◆ What to produce:
Every line below must be reproduced exactly. Copy them all.

Stored records:
•••

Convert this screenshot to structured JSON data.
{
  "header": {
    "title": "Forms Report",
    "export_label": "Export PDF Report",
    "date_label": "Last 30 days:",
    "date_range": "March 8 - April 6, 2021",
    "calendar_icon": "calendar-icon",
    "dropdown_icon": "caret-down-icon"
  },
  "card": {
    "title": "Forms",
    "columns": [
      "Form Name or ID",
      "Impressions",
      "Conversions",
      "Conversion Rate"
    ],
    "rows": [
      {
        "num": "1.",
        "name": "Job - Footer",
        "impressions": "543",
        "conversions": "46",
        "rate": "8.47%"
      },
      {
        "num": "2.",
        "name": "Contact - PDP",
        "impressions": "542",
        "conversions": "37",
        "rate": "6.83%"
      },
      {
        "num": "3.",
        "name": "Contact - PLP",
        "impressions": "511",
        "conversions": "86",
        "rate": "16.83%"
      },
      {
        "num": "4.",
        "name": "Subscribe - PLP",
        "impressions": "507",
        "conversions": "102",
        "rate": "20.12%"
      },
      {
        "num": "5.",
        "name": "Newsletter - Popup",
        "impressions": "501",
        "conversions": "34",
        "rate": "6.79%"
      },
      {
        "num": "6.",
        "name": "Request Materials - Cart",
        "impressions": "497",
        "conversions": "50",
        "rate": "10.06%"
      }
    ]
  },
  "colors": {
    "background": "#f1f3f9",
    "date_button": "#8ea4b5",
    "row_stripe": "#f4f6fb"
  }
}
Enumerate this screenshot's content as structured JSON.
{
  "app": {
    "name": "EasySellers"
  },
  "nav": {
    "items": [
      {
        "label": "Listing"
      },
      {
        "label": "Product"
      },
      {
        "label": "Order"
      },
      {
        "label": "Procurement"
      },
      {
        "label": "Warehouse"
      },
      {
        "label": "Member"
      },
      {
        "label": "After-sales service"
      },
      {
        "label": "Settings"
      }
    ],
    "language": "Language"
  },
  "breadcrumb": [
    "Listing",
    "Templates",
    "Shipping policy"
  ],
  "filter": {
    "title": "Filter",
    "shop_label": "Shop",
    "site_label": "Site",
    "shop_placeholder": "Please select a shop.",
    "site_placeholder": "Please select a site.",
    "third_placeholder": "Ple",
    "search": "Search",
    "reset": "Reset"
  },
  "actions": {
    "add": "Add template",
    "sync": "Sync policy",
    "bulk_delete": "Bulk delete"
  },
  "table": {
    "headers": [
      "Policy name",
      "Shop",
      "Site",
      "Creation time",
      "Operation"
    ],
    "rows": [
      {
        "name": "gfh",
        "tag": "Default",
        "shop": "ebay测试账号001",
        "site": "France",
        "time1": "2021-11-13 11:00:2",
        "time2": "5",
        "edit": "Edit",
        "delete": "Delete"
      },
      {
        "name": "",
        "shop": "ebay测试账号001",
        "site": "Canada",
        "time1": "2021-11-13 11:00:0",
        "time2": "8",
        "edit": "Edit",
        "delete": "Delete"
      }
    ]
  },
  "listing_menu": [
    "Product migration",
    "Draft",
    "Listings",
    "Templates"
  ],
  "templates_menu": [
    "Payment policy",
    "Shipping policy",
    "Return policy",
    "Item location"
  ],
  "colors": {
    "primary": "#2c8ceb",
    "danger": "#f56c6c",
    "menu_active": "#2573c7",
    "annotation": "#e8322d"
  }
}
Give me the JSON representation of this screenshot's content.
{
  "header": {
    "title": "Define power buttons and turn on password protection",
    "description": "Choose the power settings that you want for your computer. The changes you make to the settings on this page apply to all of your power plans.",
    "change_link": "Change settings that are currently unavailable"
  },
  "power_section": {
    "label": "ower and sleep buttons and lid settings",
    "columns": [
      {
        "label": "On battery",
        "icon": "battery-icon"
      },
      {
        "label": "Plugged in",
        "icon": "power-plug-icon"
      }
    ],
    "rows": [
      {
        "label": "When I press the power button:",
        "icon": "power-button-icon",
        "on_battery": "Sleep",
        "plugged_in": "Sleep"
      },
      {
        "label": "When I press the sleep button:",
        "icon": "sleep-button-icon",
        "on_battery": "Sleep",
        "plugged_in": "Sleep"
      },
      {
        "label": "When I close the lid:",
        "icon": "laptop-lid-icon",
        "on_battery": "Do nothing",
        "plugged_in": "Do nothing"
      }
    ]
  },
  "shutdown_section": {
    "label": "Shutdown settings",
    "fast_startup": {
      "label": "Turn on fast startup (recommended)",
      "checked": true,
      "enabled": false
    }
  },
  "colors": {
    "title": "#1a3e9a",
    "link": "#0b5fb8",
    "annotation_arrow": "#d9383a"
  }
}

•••

◆ Answer box:
Convert this screenshot to structured JSON data.
{
  "header": {
    "title": "Forms Report",
    "export_label": "Export PDF Report",
    "date_label": "Last 30 days:",
    "date_range": "March 8 - April 6, 2021",
    "calendar_icon": "calendar-icon",
    "dropdown_icon": "caret-down-icon"
  },
  "card": {
    "title": "Forms",
    "columns": [
      "Form Name or ID",
      "Impressions",
      "Conversions",
      "Conversion Rate"
    ],
    "rows": [
      {
        "num": "1.",
        "name": "Job - Footer",
        "impressions": "543",
        "conversions": "46",
        "rate": "8.47%"
      },
      {
        "num": "2.",
        "name": "Contact - PDP",
        "impressions": "542",
        "conversions": "37",
        "rate": "6.83%"
      },
      {
        "num": "3.",
        "name": "Contact - PLP",
        "impressions": "511",
        "conversions": "86",
        "rate": "16.83%"
      },
      {
        "num": "4.",
        "name": "Subscribe - PLP",
        "impressions": "507",
        "conversions": "102",
        "rate": "20.12%"
      },
      {
        "num": "5.",
        "name": "Newsletter - Popup",
        "impressions": "501",
        "conversions": "34",
        "rate": "6.79%"
      },
      {
        "num": "6.",
        "name": "Request Materials - Cart",
        "impressions": "497",
        "conversions": "50",
        "rate": "10.06%"
      }
    ]
  },
  "colors": {
    "background": "#f1f3f9",
    "date_button": "#8ea4b5",
    "row_stripe": "#f4f6fb"
  }
}
Enumerate this screenshot's content as structured JSON.
{
  "app": {
    "name": "EasySellers"
  },
  "nav": {
    "items": [
      {
        "label": "Listing"
      },
      {
        "label": "Product"
      },
      {
        "label": "Order"
      },
      {
        "label": "Procurement"
      },
      {
        "label": "Warehouse"
      },
      {
        "label": "Member"
      },
      {
        "label": "After-sales service"
      },
      {
        "label": "Settings"
      }
    ],
    "language": "Language"
  },
  "breadcrumb": [
    "Listing",
    "Templates",
    "Shipping policy"
  ],
  "filter": {
    "title": "Filter",
    "shop_label": "Shop",
    "site_label": "Site",
    "shop_placeholder": "Please select a shop.",
    "site_placeholder": "Please select a site.",
    "third_placeholder": "Ple",
    "search": "Search",
    "reset": "Reset"
  },
  "actions": {
    "add": "Add template",
    "sync": "Sync policy",
    "bulk_delete": "Bulk delete"
  },
  "table": {
    "headers": [
      "Policy name",
      "Shop",
      "Site",
      "Creation time",
      "Operation"
    ],
    "rows": [
      {
        "name": "gfh",
        "tag": "Default",
        "shop": "ebay测试账号001",
        "site": "France",
        "time1": "2021-11-13 11:00:2",
        "time2": "5",
        "edit": "Edit",
        "delete": "Delete"
      },
      {
        "name": "",
        "shop": "ebay测试账号001",
        "site": "Canada",
        "time1": "2021-11-13 11:00:0",
        "time2": "8",
        "edit": "Edit",
        "delete": "Delete"
      }
    ]
  },
  "listing_menu": [
    "Product migration",
    "Draft",
    "Listings",
    "Templates"
  ],
  "templates_menu": [
    "Payment policy",
    "Shipping policy",
    "Return policy",
    "Item location"
  ],
  "colors": {
    "primary": "#2c8ceb",
    "danger": "#f56c6c",
    "menu_active": "#2573c7",
    "annotation": "#e8322d"
  }
}
Give me the JSON representation of this screenshot's content.
{
  "header": {
    "title": "Define power buttons and turn on password protection",
    "description": "Choose the power settings that you want for your computer. The changes you make to the settings on this page apply to all of your power plans.",
    "change_link": "Change settings that are currently unavailable"
  },
  "power_section": {
    "label": "ower and sleep buttons and lid settings",
    "columns": [
      {
        "label": "On battery",
        "icon": "battery-icon"
      },
      {
        "label": "Plugged in",
        "icon": "power-plug-icon"
      }
    ],
    "rows": [
      {
        "label": "When I press the power button:",
        "icon": "power-button-icon",
        "on_battery": "Sleep",
        "plugged_in": "Sleep"
      },
      {
        "label": "When I press the sleep button:",
        "icon": "sleep-button-icon",
        "on_battery": "Sleep",
        "plugged_in": "Sleep"
      },
      {
        "label": "When I close the lid:",
        "icon": "laptop-lid-icon",
        "on_battery": "Do nothing",
        "plugged_in": "Do nothing"
      }
    ]
  },
  "shutdown_section": {
    "label": "Shutdown settings",
    "fast_startup": {
      "label": "Turn on fast startup (recommended)",
      "checked": true,
      "enabled": false
    }
  },
  "colors": {
    "title": "#1a3e9a",
    "link": "#0b5fb8",
    "annotation_arrow": "#d9383a"
  }
}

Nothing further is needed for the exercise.